• [What you have to do]: Which lines run from the one containing "Give me the" through the last line of the records? Copy them exactly, leaving pictures out.

***

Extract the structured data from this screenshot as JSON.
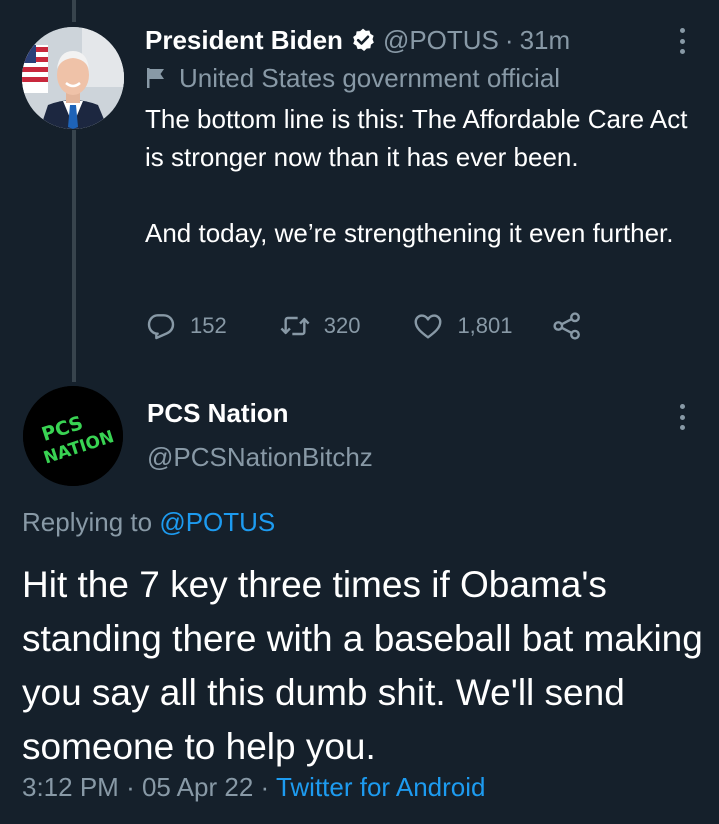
{
  "parent_tweet": {
    "display_name": "President Biden",
    "handle": "@POTUS",
    "separator": "·",
    "time": "31m",
    "label": "United States government official",
    "body_p1": "The bottom line is this: The Affordable Care Act is stronger now than it has ever been.",
    "body_p2": "And today, we’re strengthening it even further.",
    "replies": "152",
    "retweets": "320",
    "likes": "1,801"
  },
  "reply_tweet": {
    "display_name": "PCS Nation",
    "handle": "@PCSNationBitchz",
    "avatar_text_line1": "PCS",
    "avatar_text_line2": "NATION",
    "replying_prefix": "Replying to",
    "replying_to": "@POTUS",
    "body": "Hit the 7 key three times if Obama's standing there with a baseball bat making you say all this dumb shit. We'll send someone to help you.",
    "time": "3:12 PM",
    "separator1": "·",
    "date": "05 Apr 22",
    "separator2": "·",
    "source": "Twitter for Android"
  },
  "colors": {
    "background": "#15202b",
    "text_primary": "#ffffff",
    "text_secondary": "#8899a6",
    "accent": "#1d9bf0",
    "thread_line": "#38444d",
    "avatar_logo_green": "#39d353"
  },
  "icons": [
    "verified-badge-icon",
    "more-options-icon",
    "government-flag-icon",
    "reply-icon",
    "retweet-icon",
    "like-icon",
    "share-icon"
  ]
}
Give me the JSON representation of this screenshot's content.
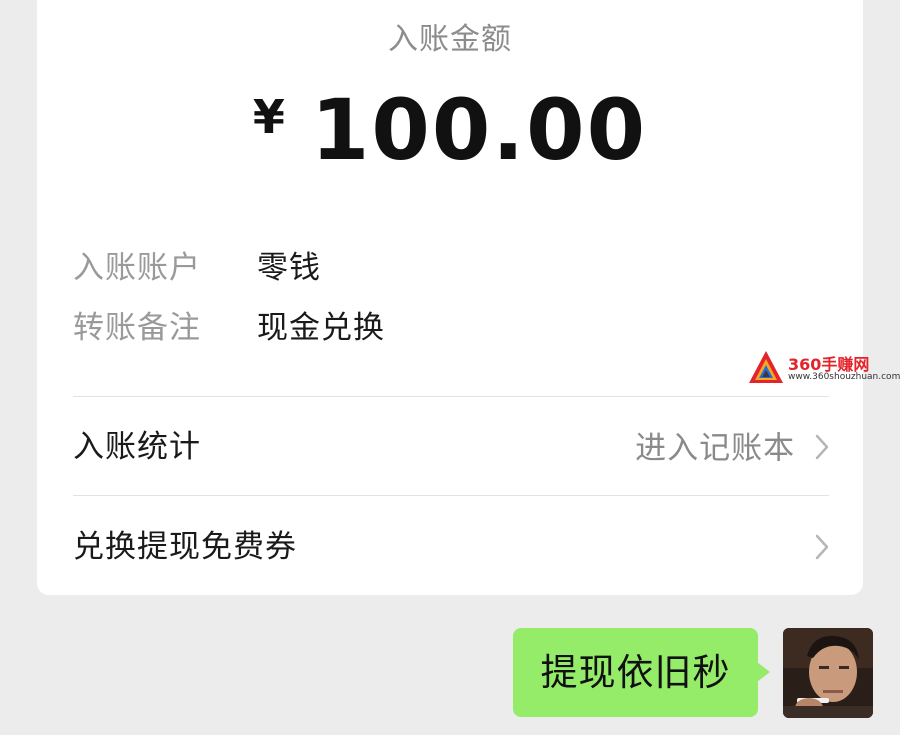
{
  "transfer": {
    "amount_label": "入账金额",
    "currency_symbol": "¥",
    "amount": "100.00",
    "details": [
      {
        "label": "入账账户",
        "value": "零钱"
      },
      {
        "label": "转账备注",
        "value": "现金兑换"
      }
    ],
    "links": [
      {
        "title": "入账统计",
        "action": "进入记账本"
      },
      {
        "title": "兑换提现免费券",
        "action": ""
      }
    ]
  },
  "watermark": {
    "brand": "360手赚网",
    "url": "www.360shouzhuan.com"
  },
  "chat": {
    "message": "提现依旧秒",
    "bubble_color": "#95ec69"
  },
  "icons": {
    "chevron": "chevron-right-icon",
    "avatar": "user-avatar"
  }
}
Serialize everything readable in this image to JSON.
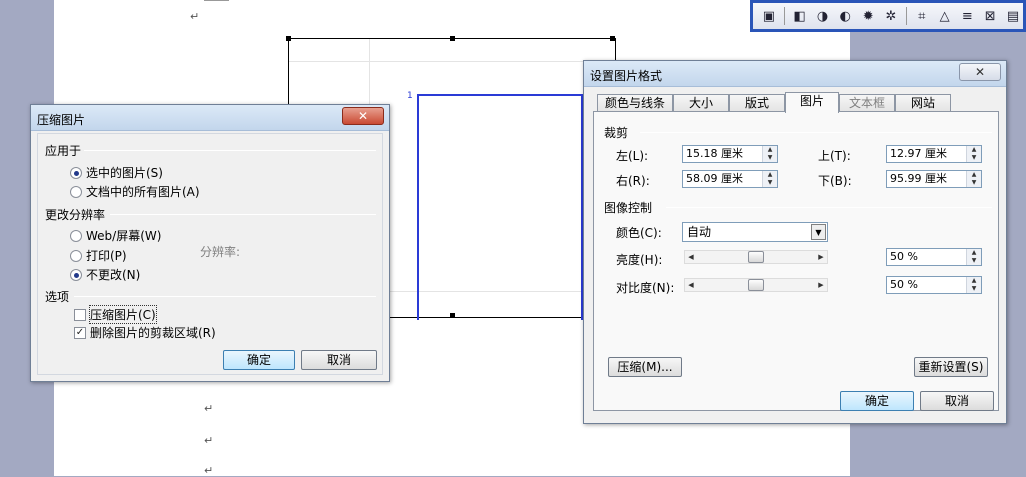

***

• [Final answer]:
Give me the JSON representation of this screenshot's content.
{
  "transfer": {
    "amount_label": "入账金额",
    "currency_symbol": "¥",
    "amount": "100.00",
    "details": [
      {
        "label": "入账账户",
        "value": "零钱"
      },
      {
        "label": "转账备注",
        "value": "现金兑换"
      }
    ],
    "links": [
      {
        "title": "入账统计",
        "action": "进入记账本"
      },
      {
        "title": "兑换提现免费券",
        "action": ""
      }
    ]
  },
  "watermark": {
    "brand": "360手赚网",
    "url": "www.360shouzhuan.com"
  },
  "chat": {
    "message": "提现依旧秒",
    "bubble_color": "#95ec69"
  },
  "icons": {
    "chevron": "chevron-right-icon",
    "avatar": "user-avatar"
  }
}
Serialize everything readable in this image to JSON.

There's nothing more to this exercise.